> [How to complete this task] Below, find each line holding "arrow" and state how many there are, using the number alone.

> [Excerpted records]
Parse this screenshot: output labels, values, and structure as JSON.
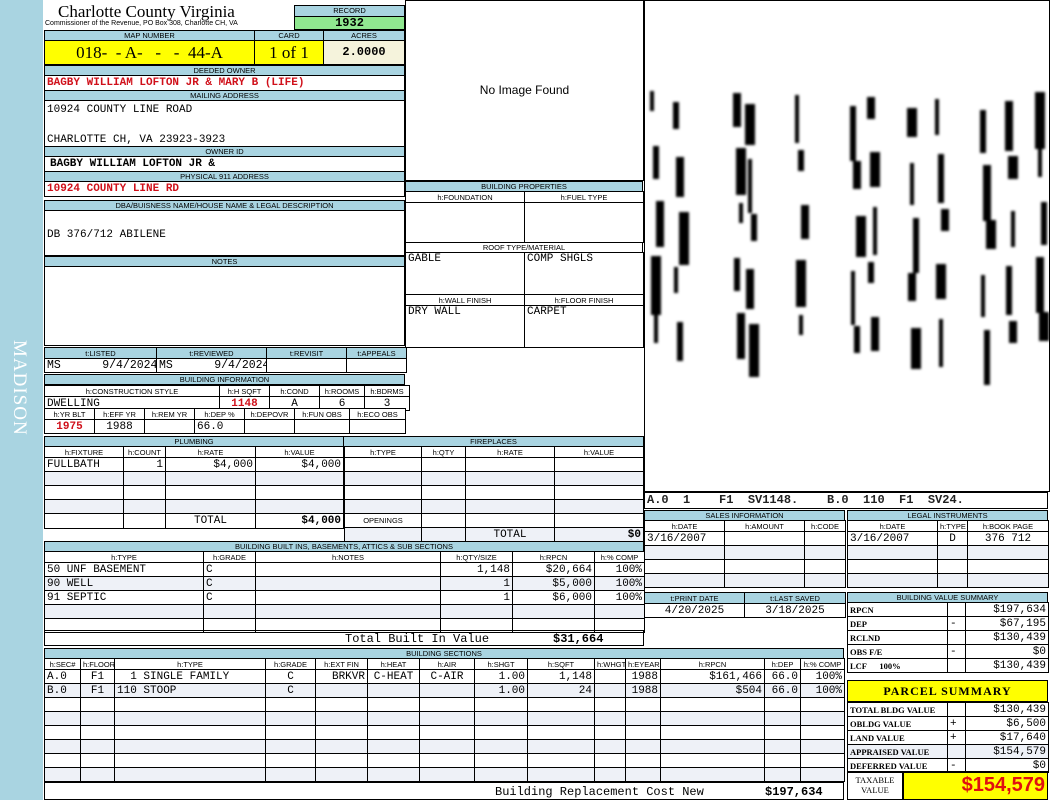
{
  "sidebar": {
    "label": "MADISON"
  },
  "header": {
    "title": "Charlotte County Virginia",
    "subtitle": "Commissioner of the Revenue, PO Box 308, Charlotte CH, VA",
    "record_label": "RECORD",
    "record": "1932"
  },
  "parcel": {
    "map_label": "MAP NUMBER",
    "map_number": "018-  - A-   -   -  44-A",
    "card_label": "CARD",
    "card": "1 of 1",
    "acres_label": "ACRES",
    "acres": "2.0000"
  },
  "owner": {
    "deeded_label": "DEEDED OWNER",
    "deeded": "BAGBY WILLIAM LOFTON JR & MARY B (LIFE)",
    "mailing_label": "MAILING ADDRESS",
    "mail1": "10924 COUNTY LINE ROAD",
    "mail2": "CHARLOTTE CH, VA 23923-3923",
    "id_label": "OWNER ID",
    "id": "BAGBY WILLIAM LOFTON JR &",
    "phys_label": "PHYSICAL 911 ADDRESS",
    "phys": "10924 COUNTY LINE RD"
  },
  "legal": {
    "label": "DBA/BUISNESS NAME/HOUSE NAME & LEGAL DESCRIPTION",
    "text": "DB 376/712 ABILENE",
    "notes_label": "NOTES"
  },
  "image": {
    "text": "No Image Found"
  },
  "sketch": {
    "text": "A.0  1    F1  SV1148.    B.0  110  F1  SV24."
  },
  "tables": {
    "listed": [
      [
        "t:LISTED",
        "t:REVIEWED",
        "t:REVISIT",
        "t:APPEALS"
      ],
      [
        "MS      9/4/2024",
        "MS      9/4/2024",
        "",
        ""
      ]
    ],
    "bldg1": [
      [
        "h:CONSTRUCTION STYLE",
        "h:H SQFT",
        "h:COND",
        "h:ROOMS",
        "h:BDRMS"
      ],
      [
        "DWELLING",
        "1148",
        "A",
        "6",
        "3"
      ]
    ],
    "bldg2": [
      [
        "h:YR BLT",
        "h:EFF YR",
        "h:REM YR",
        "h:DEP %",
        "h:DEPOVR",
        "h:FUN OBS",
        "h:ECO OBS"
      ],
      [
        "1975",
        "1988",
        "",
        "66.0",
        "",
        "",
        ""
      ]
    ],
    "plumbing": [
      [
        "h:FIXTURE",
        "h:COUNT",
        "h:RATE",
        "h:VALUE"
      ],
      [
        "FULLBATH",
        "1",
        "$4,000",
        "$4,000"
      ],
      [
        "",
        "",
        "",
        ""
      ],
      [
        "",
        "",
        "",
        ""
      ],
      [
        "",
        "",
        "",
        ""
      ],
      [
        "",
        "",
        "TOTAL",
        "$4,000"
      ]
    ],
    "fireplaces": [
      [
        "h:TYPE",
        "h:QTY",
        "h:RATE",
        "h:VALUE"
      ],
      [
        "",
        "",
        "",
        ""
      ],
      [
        "",
        "",
        "",
        ""
      ],
      [
        "",
        "",
        "",
        ""
      ],
      [
        "",
        "",
        "",
        ""
      ],
      [
        "OPENINGS",
        "",
        "",
        ""
      ],
      [
        "",
        "",
        "TOTAL",
        "$0"
      ]
    ],
    "props1": [
      [
        "h:FOUNDATION",
        "h:FUEL TYPE"
      ],
      [
        "",
        ""
      ]
    ],
    "props2": [
      [
        "GABLE",
        "COMP SHGLS"
      ]
    ],
    "props3": [
      [
        "h:WALL FINISH",
        "h:FLOOR FINISH"
      ],
      [
        "DRY WALL",
        "CARPET"
      ]
    ],
    "builtins": [
      [
        "h:TYPE",
        "h:GRADE",
        "h:NOTES",
        "h:QTY/SIZE",
        "h:RPCN",
        "h:% COMP"
      ],
      [
        "50 UNF BASEMENT",
        "C",
        "",
        "1,148",
        "$20,664",
        "100%"
      ],
      [
        "90 WELL",
        "C",
        "",
        "1",
        "$5,000",
        "100%"
      ],
      [
        "91 SEPTIC",
        "C",
        "",
        "1",
        "$6,000",
        "100%"
      ],
      [
        "",
        "",
        "",
        "",
        "",
        ""
      ],
      [
        "",
        "",
        "",
        "",
        "",
        ""
      ]
    ],
    "sections": [
      [
        "h:SEC#",
        "h:FLOOR",
        "h:TYPE",
        "h:GRADE",
        "h:EXT FIN",
        "h:HEAT",
        "h:AIR",
        "h:SHGT",
        "h:SQFT",
        "h:WHGT",
        "h:EYEAR",
        "h:RPCN",
        "h:DEP",
        "h:% COMP"
      ],
      [
        "A.0",
        "F1",
        "  1 SINGLE FAMILY",
        "C",
        "BRKVR",
        "C-HEAT",
        "C-AIR",
        "1.00",
        "1,148",
        "",
        "1988",
        "$161,466",
        "66.0",
        "100%"
      ],
      [
        "B.0",
        "F1",
        "110 STOOP",
        "C",
        "",
        "",
        "",
        "1.00",
        "24",
        "",
        "1988",
        "$504",
        "66.0",
        "100%"
      ],
      [
        "",
        "",
        "",
        "",
        "",
        "",
        "",
        "",
        "",
        "",
        "",
        "",
        "",
        ""
      ],
      [
        "",
        "",
        "",
        "",
        "",
        "",
        "",
        "",
        "",
        "",
        "",
        "",
        "",
        ""
      ],
      [
        "",
        "",
        "",
        "",
        "",
        "",
        "",
        "",
        "",
        "",
        "",
        "",
        "",
        ""
      ],
      [
        "",
        "",
        "",
        "",
        "",
        "",
        "",
        "",
        "",
        "",
        "",
        "",
        "",
        ""
      ],
      [
        "",
        "",
        "",
        "",
        "",
        "",
        "",
        "",
        "",
        "",
        "",
        "",
        "",
        ""
      ],
      [
        "",
        "",
        "",
        "",
        "",
        "",
        "",
        "",
        "",
        "",
        "",
        "",
        "",
        ""
      ]
    ],
    "sales": [
      [
        "h:DATE",
        "h:AMOUNT",
        "h:CODE"
      ],
      [
        "3/16/2007",
        "",
        ""
      ],
      [
        "",
        "",
        ""
      ],
      [
        "",
        "",
        ""
      ],
      [
        "",
        "",
        ""
      ]
    ],
    "legalinst": [
      [
        "h:DATE",
        "h:TYPE",
        "h:BOOK PAGE"
      ],
      [
        "3/16/2007",
        "D",
        "376 712"
      ],
      [
        "",
        "",
        ""
      ],
      [
        "",
        "",
        ""
      ],
      [
        "",
        "",
        ""
      ]
    ],
    "dates": [
      [
        "t:PRINT DATE",
        "t:LAST SAVED"
      ],
      [
        "4/20/2025",
        "3/18/2025"
      ]
    ],
    "bvs": [
      [
        "RPCN",
        "",
        "$197,634"
      ],
      [
        "DEP",
        "-",
        "$67,195"
      ],
      [
        "RCLND",
        "",
        "$130,439"
      ],
      [
        "OBS F/E",
        "-",
        "$0"
      ],
      [
        "LCF      100%",
        "",
        "$130,439"
      ]
    ],
    "parcel_summary": [
      [
        "TOTAL BLDG VALUE",
        "",
        "$130,439"
      ],
      [
        "OBLDG VALUE",
        "+",
        "$6,500"
      ],
      [
        "LAND VALUE",
        "+",
        "$17,640"
      ],
      [
        "APPRAISED VALUE",
        "",
        "$154,579"
      ],
      [
        "DEFERRED VALUE",
        "-",
        "$0"
      ]
    ]
  },
  "titles": {
    "building_properties": "BUILDING PROPERTIES",
    "roof": "ROOF TYPE/MATERIAL",
    "building_info": "BUILDING INFORMATION",
    "plumbing": "PLUMBING",
    "fireplaces": "FIREPLACES",
    "builtins": "BUILDING BUILT INS, BASEMENTS, ATTICS & SUB SECTIONS",
    "sections": "BUILDING SECTIONS",
    "sales": "SALES INFORMATION",
    "legal": "LEGAL INSTRUMENTS",
    "bvs": "BUILDING VALUE SUMMARY",
    "parcel_summary": "PARCEL SUMMARY"
  },
  "totals": {
    "builtin_label": "Total Built In Value",
    "builtin": "$31,664",
    "rcn_label": "Building Replacement Cost New",
    "rcn": "$197,634",
    "taxable_label": "TAXABLE VALUE",
    "taxable": "$154,579"
  },
  "colors": {
    "header": "#a9d4e1",
    "record": "#90e890",
    "highlight": "#ffff00",
    "value_red": "#d0101a"
  }
}
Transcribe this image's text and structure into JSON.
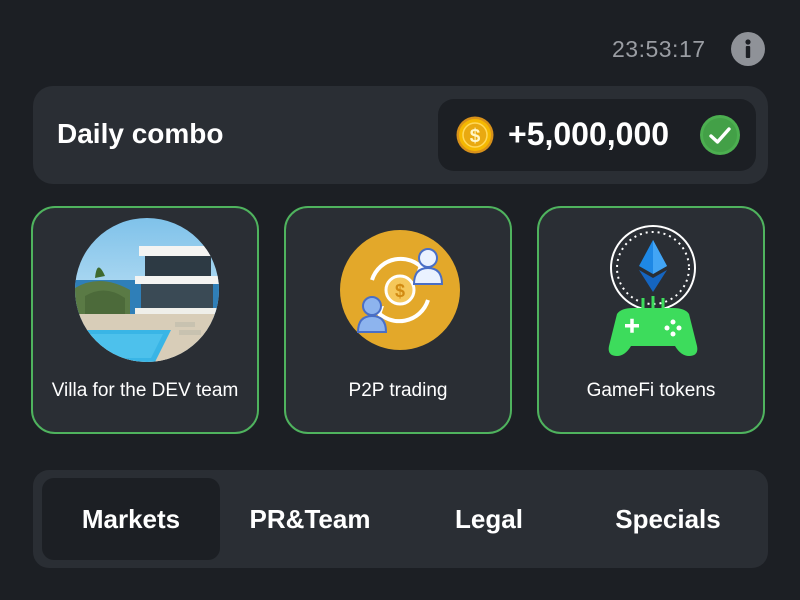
{
  "header": {
    "timer": "23:53:17",
    "info_icon": "info-icon"
  },
  "daily_combo": {
    "title": "Daily combo",
    "reward": "+5,000,000",
    "reward_icon": "coin-icon",
    "status_icon": "check-icon",
    "status": "completed"
  },
  "cards": [
    {
      "label": "Villa for the DEV team",
      "icon": "villa-image",
      "found": true
    },
    {
      "label": "P2P trading",
      "icon": "p2p-trading-icon",
      "found": true
    },
    {
      "label": "GameFi tokens",
      "icon": "gamefi-tokens-icon",
      "found": true
    }
  ],
  "tabs": [
    {
      "label": "Markets",
      "active": true
    },
    {
      "label": "PR&Team",
      "active": false
    },
    {
      "label": "Legal",
      "active": false
    },
    {
      "label": "Specials",
      "active": false
    }
  ],
  "colors": {
    "background": "#1c1f24",
    "panel": "#2a2e34",
    "card_border": "#4fb35e",
    "check_green": "#4caf50",
    "coin_gold": "#f5b800",
    "p2p_circle": "#e3a82a",
    "gamepad_green": "#3ddc5c"
  }
}
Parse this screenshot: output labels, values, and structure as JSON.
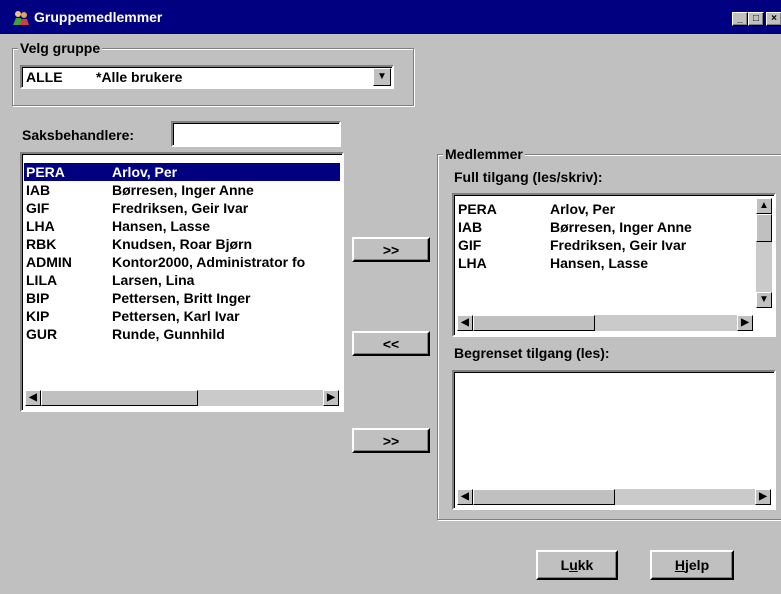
{
  "window": {
    "title": "Gruppemedlemmer",
    "minimize": "_",
    "maximize": "□",
    "close": "×"
  },
  "group_select": {
    "label": "Velg gruppe",
    "selected_code": "ALLE",
    "selected_name": "*Alle brukere"
  },
  "saksbehandlere": {
    "label": "Saksbehandlere:",
    "search_value": "",
    "items": [
      {
        "code": "PERA",
        "name": "Arlov, Per",
        "selected": true
      },
      {
        "code": "IAB",
        "name": "Børresen, Inger Anne"
      },
      {
        "code": "GIF",
        "name": "Fredriksen, Geir Ivar"
      },
      {
        "code": "LHA",
        "name": "Hansen, Lasse"
      },
      {
        "code": "RBK",
        "name": "Knudsen, Roar Bjørn"
      },
      {
        "code": "ADMIN",
        "name": "Kontor2000, Administrator fo"
      },
      {
        "code": "LILA",
        "name": "Larsen, Lina"
      },
      {
        "code": "BIP",
        "name": "Pettersen, Britt Inger"
      },
      {
        "code": "KIP",
        "name": "Pettersen, Karl Ivar"
      },
      {
        "code": "GUR",
        "name": "Runde, Gunnhild"
      }
    ]
  },
  "transfer": {
    "add_full": ">>",
    "remove": "<<",
    "add_limited": ">>"
  },
  "medlemmer": {
    "label": "Medlemmer",
    "full_label": "Full tilgang (les/skriv):",
    "full_items": [
      {
        "code": "PERA",
        "name": "Arlov, Per"
      },
      {
        "code": "IAB",
        "name": "Børresen, Inger Anne"
      },
      {
        "code": "GIF",
        "name": "Fredriksen, Geir Ivar"
      },
      {
        "code": "LHA",
        "name": "Hansen, Lasse"
      }
    ],
    "limited_label": "Begrenset tilgang (les):",
    "limited_items": []
  },
  "buttons": {
    "close_pre": "L",
    "close_u": "u",
    "close_post": "kk",
    "help_u": "H",
    "help_post": "jelp"
  },
  "icons": {
    "app": "group-users-icon",
    "dropdown": "chevron-down-icon",
    "scroll_left": "arrow-left-icon",
    "scroll_right": "arrow-right-icon",
    "scroll_up": "arrow-up-icon",
    "scroll_down": "arrow-down-icon"
  },
  "colors": {
    "title_bar": "#000080",
    "face": "#c0c0c0",
    "selection": "#000080"
  }
}
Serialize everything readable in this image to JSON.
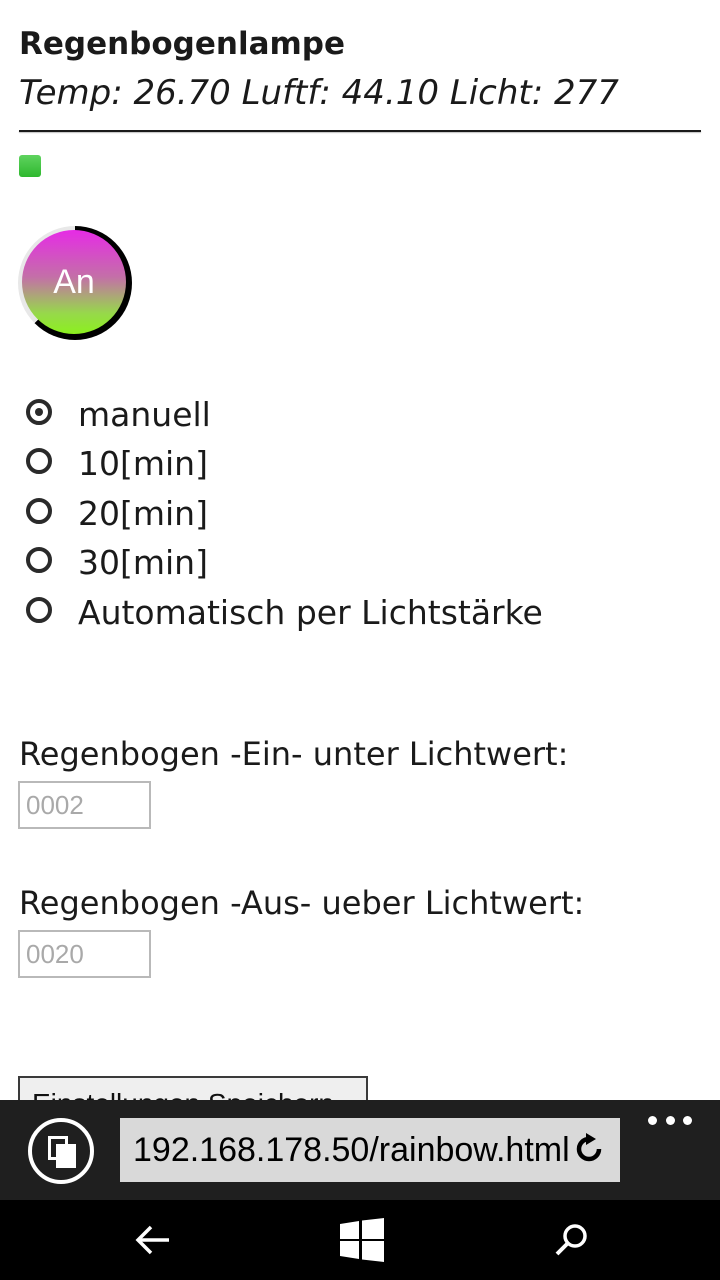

> [Task output] 4